Class #15: Stop Motion Character Performance (Stan Winston School Diary #12)

Mark Sawicki (Gangs of New YorkEternal Sunshine of the Spotless Mind) returns to guide us through the beginnings of stop motion animation! He references what you should have learned his previous class, Mirror Magic, in bits of this. Be sure to start with that class before starting on this one.

Stop motion within the classes offered gets broken up into over a handful of lessons, most of them over five hours long. If like me you are on the four classes per month plan, you have time to fill your bored moments. Stop Motion Character Performance, the beginner stop motion class I am writing about today, is the shortest at just under one hour and a half.

The program Mr. Sawicki uses in the lesson is Window based software named Stop Motion Pro. To run it on any Apple computer, you have to run Windows on your MacBook. Not a fan of Windows? No worries. You can adapt most of the skills within the lesson onto any program. Camtasia, Final Cut Pro, or iMovie will work fine with some manipulation on the how to rules and proper care. Or buy a separate cheaper Windows based laptop if you plan on doing this full time! I myself hate running Windows on any Mac. A doctor I know installed it on all his expensive Mac desktops across all his office locations because his staffers feared learning new accounting and appointment booking software. Grrrrrr! If I were going to only focus on stop motion, I would probably buy a new HP laptop exclusive to stop motion goodies.

Mr. Sawicki starts out with a Terminator figurine he purchased online proving you can animate with anything. The goal: using stop motion animation blended into the live action footage as James Cameron did, with helpful modern interventions Mr. Cameron didn’t have at the time. Camille, the actress from our Mirror Magic class, pops into Sarah Connor’s role for a brief re-enactment. Hey Terminatorfans! The moment you’ve been waiting for arrives. We begin digging into the how to’s of the film franchise. We better learn Stan Winston’s methods, hey, or it shouldn’t be called the STAN WINSTON School. Here we go. Mr. Sawicki corrects any mistakes that could show up on camera under lighting, guides Camille into a realistic performance, and the metal Terminator skeleton shows us how it’s done like the stop motion bad guy he is. Or rather, Mr. Sawicki guides us in this simple introductory lesson to stop motion.

If anything, I have a tremendous appreciation through the ceiling now of the work done on the original two Terminatorfilms. Always, honestly, from seeing the work in old behind the scenes videos. And now, limitless admiration. Mr. Sawicki tells us, Mr. Cameron asked for four takes of every animation sequence! How much do you gamble the FX crew members began the film with full heads of hair and went bald by the final day?

The other theme of this lesson: using real people, or animals if you choose, for guiding your stop motion character’s movements. Camille the actress becomes our guide for the Terminator.

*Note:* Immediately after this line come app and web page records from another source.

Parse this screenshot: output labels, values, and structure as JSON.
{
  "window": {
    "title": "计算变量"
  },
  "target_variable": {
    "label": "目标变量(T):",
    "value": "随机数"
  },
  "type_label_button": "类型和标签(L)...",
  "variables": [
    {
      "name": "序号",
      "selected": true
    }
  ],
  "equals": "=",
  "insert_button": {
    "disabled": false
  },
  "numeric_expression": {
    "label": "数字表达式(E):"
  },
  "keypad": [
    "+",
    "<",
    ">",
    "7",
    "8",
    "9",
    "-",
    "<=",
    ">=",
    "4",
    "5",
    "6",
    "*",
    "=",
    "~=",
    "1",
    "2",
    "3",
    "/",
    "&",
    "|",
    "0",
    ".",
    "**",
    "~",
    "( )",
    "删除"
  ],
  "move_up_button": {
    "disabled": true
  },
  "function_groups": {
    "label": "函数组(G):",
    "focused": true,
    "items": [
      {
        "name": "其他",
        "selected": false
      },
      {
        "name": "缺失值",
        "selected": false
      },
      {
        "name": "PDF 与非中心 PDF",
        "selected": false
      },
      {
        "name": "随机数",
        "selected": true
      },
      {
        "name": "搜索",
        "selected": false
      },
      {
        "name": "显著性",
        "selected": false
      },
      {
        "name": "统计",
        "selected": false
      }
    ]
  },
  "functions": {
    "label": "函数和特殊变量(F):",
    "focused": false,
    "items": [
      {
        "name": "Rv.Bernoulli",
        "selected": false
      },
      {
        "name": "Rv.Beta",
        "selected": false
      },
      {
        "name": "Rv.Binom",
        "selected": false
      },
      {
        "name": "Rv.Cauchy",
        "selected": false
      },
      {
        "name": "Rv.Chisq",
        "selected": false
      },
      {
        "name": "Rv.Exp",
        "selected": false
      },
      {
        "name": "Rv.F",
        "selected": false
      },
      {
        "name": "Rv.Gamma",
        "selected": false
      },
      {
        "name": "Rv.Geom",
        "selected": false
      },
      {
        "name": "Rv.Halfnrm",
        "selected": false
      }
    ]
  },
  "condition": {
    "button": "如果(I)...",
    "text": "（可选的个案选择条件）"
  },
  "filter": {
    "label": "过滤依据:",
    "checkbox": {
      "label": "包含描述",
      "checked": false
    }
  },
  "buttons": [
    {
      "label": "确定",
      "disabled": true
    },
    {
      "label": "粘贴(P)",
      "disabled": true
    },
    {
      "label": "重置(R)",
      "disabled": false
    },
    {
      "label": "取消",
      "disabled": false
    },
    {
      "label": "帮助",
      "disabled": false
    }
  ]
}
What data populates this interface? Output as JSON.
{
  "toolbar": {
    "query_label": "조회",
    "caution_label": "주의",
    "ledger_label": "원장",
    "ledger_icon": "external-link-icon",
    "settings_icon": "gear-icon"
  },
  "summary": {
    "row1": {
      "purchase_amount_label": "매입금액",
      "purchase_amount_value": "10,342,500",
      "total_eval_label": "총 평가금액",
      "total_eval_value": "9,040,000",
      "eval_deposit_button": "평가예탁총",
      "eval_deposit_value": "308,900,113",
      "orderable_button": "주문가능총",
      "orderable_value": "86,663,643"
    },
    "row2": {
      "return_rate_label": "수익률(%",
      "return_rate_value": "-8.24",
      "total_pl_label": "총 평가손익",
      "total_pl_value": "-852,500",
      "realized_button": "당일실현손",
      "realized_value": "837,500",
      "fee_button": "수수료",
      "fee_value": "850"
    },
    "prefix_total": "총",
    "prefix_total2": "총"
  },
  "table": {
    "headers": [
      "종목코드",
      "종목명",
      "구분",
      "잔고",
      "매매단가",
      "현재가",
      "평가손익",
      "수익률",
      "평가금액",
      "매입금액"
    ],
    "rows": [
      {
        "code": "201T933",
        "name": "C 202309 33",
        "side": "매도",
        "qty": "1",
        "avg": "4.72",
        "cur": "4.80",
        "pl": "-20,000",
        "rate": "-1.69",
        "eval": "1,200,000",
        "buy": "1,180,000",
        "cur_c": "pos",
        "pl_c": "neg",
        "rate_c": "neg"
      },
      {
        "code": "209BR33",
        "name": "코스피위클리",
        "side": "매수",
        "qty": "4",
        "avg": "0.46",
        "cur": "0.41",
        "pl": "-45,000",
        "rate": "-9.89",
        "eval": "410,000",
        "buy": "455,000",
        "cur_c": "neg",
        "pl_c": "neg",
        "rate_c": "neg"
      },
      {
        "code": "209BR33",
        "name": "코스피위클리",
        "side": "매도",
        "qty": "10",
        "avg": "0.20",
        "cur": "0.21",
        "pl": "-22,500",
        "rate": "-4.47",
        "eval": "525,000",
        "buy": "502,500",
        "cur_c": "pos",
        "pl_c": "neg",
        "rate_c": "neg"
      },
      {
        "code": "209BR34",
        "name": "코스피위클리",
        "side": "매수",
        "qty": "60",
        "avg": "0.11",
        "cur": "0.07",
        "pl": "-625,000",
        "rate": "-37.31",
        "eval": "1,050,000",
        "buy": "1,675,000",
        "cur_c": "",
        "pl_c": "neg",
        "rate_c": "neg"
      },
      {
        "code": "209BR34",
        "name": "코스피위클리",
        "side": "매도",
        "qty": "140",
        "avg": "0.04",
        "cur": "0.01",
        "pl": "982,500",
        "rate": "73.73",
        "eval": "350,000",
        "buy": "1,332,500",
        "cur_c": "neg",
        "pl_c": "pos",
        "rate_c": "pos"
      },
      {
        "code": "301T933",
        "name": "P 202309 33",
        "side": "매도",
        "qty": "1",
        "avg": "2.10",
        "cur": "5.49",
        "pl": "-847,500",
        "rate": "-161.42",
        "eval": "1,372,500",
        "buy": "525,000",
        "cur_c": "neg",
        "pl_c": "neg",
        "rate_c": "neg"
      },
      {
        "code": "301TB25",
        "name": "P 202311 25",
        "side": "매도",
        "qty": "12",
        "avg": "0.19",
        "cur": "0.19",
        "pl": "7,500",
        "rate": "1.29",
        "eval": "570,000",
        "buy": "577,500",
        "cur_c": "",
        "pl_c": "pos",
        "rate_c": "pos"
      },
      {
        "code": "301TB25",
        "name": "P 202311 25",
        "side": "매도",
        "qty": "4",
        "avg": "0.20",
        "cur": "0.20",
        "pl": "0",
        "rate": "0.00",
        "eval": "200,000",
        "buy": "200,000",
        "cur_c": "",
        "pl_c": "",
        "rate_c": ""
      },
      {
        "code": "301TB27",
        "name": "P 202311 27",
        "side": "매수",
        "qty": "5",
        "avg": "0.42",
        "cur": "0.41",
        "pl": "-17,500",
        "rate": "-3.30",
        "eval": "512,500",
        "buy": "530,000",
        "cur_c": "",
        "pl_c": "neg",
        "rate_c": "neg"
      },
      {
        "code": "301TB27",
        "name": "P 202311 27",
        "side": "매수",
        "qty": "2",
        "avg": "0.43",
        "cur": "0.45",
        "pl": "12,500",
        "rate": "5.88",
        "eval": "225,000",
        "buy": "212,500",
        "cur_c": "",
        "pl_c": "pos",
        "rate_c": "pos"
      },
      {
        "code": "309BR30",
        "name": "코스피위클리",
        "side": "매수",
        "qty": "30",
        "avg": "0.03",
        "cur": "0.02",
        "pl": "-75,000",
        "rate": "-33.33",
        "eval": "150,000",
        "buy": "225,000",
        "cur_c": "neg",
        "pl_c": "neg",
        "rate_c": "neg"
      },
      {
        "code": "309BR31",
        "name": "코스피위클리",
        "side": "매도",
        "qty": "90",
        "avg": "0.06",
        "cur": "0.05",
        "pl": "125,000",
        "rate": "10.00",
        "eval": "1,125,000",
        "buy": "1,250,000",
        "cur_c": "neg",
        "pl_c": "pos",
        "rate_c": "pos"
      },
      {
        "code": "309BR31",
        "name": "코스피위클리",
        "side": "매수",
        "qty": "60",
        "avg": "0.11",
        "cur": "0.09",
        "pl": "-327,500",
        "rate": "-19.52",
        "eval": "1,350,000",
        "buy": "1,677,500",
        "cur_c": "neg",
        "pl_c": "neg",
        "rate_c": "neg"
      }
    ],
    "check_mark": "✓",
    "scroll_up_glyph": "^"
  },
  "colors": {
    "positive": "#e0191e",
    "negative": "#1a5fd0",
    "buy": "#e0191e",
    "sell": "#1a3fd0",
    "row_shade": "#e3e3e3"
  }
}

I have a way to go before getting through the rest of the stop motion animation lessons. Things have a way of circling around. Whatever you learn, you wind up using when you don’t think about it working with the same or other techniques. The goal is to make a stop motion short using all of the material I learn. Can I say it enough? We learn by doing!